(Data about app and page elements)
============
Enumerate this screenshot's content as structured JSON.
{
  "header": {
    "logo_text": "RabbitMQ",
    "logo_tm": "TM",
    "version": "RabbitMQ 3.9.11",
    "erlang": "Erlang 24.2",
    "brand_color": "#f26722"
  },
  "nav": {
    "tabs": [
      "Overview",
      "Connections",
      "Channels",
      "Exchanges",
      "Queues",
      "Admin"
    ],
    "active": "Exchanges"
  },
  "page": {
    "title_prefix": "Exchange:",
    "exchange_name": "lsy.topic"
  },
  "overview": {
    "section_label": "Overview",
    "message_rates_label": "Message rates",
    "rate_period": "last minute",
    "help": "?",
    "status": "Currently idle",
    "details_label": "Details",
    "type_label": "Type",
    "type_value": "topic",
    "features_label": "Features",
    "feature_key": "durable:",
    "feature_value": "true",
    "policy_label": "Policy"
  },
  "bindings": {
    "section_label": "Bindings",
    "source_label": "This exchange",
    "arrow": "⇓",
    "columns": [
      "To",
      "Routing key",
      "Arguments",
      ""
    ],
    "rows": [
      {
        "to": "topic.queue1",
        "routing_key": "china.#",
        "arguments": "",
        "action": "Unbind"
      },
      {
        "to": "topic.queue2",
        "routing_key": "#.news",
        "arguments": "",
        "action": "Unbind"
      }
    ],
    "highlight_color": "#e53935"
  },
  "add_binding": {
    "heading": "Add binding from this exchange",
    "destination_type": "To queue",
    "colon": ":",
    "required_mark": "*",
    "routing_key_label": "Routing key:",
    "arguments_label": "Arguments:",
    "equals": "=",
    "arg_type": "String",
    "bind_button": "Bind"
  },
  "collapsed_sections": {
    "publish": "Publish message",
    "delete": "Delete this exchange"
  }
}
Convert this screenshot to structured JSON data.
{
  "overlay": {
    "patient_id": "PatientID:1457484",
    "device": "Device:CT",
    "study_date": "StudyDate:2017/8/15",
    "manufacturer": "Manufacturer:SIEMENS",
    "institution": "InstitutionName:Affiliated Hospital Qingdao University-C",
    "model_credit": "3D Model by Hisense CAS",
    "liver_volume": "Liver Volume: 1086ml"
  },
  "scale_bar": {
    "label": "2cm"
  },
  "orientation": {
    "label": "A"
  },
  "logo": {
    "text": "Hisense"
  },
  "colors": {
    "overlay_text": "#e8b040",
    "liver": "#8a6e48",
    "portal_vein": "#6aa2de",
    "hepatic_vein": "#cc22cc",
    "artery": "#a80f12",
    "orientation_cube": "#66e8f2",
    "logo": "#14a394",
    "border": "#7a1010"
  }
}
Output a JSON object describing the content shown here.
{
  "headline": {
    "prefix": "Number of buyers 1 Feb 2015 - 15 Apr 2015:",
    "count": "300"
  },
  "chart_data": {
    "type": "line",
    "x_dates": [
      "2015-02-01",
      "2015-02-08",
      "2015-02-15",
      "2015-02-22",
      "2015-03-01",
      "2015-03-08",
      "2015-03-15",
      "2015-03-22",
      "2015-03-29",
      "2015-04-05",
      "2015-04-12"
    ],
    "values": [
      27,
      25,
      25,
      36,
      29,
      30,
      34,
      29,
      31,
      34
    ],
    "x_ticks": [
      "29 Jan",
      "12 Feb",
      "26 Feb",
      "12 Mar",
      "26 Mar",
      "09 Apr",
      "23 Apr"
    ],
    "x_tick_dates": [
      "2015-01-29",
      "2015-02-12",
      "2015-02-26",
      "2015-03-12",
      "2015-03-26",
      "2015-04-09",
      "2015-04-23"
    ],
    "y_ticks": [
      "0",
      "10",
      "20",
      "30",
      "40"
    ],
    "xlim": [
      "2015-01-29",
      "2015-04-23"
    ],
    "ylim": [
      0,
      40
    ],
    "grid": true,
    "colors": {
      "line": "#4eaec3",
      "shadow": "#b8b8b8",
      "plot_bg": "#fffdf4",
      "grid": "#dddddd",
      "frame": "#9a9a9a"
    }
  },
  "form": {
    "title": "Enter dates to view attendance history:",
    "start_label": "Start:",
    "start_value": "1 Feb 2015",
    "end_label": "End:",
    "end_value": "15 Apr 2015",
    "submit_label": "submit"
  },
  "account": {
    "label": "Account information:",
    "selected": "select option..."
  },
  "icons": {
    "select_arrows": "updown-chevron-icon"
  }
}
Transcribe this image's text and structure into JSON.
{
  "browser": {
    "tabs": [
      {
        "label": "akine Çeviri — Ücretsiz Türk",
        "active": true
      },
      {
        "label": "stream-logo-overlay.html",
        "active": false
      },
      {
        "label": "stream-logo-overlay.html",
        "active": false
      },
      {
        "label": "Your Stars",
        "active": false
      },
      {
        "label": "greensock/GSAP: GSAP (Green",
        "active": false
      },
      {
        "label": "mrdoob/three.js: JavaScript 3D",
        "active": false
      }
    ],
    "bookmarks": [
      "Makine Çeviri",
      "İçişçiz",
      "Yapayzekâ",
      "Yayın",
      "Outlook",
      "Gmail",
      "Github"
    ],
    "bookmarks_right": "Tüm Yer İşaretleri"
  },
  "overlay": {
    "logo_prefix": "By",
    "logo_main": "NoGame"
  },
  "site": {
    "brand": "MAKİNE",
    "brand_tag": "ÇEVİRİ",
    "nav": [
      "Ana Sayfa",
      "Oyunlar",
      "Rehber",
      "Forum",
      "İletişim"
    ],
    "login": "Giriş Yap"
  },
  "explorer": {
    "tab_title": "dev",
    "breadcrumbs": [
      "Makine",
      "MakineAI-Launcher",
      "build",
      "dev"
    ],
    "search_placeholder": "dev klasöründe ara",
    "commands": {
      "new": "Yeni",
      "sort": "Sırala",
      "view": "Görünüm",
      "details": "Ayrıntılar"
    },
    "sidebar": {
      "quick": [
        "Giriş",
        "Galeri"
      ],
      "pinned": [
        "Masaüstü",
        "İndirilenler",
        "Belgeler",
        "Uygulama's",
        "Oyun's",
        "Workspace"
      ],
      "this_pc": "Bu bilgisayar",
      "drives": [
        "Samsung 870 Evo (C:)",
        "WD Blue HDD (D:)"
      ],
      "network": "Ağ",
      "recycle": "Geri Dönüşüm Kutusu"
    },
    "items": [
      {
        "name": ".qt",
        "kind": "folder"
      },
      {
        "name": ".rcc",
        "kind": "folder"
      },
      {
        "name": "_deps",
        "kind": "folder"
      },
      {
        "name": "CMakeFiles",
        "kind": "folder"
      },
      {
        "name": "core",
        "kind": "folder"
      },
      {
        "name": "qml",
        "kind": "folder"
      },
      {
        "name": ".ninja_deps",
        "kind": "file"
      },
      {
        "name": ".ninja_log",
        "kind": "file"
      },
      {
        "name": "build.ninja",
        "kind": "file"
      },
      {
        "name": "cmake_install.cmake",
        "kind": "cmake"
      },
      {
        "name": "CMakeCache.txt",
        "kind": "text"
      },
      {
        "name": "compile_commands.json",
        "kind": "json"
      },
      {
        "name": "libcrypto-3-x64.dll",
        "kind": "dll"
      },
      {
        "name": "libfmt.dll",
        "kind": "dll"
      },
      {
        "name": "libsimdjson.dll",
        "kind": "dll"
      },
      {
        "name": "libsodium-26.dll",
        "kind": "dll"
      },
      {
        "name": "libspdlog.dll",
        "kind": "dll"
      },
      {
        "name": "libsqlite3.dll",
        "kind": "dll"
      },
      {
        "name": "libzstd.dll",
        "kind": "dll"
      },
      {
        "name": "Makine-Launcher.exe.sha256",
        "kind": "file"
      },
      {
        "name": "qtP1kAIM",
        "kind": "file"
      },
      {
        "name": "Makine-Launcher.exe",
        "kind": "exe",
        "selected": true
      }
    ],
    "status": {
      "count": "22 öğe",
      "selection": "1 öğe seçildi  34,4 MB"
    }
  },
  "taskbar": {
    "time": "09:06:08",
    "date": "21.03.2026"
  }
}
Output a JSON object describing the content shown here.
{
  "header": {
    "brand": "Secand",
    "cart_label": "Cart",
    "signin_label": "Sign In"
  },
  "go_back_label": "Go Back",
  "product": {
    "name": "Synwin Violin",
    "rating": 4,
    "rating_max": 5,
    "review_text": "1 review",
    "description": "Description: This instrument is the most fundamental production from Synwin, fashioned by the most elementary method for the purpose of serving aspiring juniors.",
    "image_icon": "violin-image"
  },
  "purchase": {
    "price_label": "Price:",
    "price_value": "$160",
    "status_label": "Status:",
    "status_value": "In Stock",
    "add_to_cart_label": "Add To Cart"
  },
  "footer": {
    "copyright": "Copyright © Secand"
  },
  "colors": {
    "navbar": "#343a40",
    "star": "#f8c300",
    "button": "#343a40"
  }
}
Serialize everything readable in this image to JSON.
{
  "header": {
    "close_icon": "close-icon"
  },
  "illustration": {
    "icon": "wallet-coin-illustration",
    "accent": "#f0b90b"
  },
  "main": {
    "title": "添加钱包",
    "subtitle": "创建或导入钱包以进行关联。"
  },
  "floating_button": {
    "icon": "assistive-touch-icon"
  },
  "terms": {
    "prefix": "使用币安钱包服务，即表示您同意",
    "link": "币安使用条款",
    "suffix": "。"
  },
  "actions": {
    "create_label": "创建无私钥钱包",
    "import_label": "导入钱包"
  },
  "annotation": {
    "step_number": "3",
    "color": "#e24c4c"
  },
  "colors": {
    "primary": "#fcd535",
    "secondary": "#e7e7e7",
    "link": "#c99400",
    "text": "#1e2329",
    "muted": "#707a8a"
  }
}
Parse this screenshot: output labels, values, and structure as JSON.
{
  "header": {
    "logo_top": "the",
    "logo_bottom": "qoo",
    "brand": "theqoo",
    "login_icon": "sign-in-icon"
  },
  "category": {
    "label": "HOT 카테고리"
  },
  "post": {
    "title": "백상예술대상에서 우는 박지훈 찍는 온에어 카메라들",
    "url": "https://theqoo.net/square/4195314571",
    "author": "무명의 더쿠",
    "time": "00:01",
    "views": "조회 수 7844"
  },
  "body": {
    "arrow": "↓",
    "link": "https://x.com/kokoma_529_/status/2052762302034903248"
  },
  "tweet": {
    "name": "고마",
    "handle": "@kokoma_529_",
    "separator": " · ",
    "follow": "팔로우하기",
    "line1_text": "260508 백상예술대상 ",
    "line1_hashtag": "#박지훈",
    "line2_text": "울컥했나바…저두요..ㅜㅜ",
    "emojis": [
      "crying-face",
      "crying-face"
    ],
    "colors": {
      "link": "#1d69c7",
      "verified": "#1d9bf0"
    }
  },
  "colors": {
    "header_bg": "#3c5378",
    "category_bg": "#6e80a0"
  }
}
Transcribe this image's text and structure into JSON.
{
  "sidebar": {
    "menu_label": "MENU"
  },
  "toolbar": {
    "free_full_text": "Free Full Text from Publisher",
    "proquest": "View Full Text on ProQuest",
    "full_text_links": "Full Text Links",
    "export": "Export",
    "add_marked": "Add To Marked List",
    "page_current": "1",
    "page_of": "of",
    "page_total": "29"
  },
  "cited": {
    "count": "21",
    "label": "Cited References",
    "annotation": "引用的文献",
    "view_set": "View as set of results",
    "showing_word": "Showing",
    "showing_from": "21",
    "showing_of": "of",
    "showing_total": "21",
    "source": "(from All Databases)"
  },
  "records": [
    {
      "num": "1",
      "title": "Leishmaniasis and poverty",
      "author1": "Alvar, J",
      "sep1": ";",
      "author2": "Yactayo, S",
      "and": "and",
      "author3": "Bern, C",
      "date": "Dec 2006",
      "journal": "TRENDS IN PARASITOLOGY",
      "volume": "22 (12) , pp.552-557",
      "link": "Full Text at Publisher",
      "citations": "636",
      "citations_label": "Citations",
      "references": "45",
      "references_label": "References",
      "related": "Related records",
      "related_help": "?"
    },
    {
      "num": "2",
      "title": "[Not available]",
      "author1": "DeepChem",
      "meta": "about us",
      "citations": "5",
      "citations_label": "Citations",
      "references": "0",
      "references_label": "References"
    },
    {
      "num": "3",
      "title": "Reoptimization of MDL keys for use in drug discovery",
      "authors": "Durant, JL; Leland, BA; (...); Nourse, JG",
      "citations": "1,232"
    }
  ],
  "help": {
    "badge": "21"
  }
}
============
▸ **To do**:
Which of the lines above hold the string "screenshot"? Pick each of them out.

▸ **Response area**:
Enumerate this screenshot's content as structured JSON.
Convert this screenshot to structured JSON data.
Parse this screenshot: output labels, values, and structure as JSON.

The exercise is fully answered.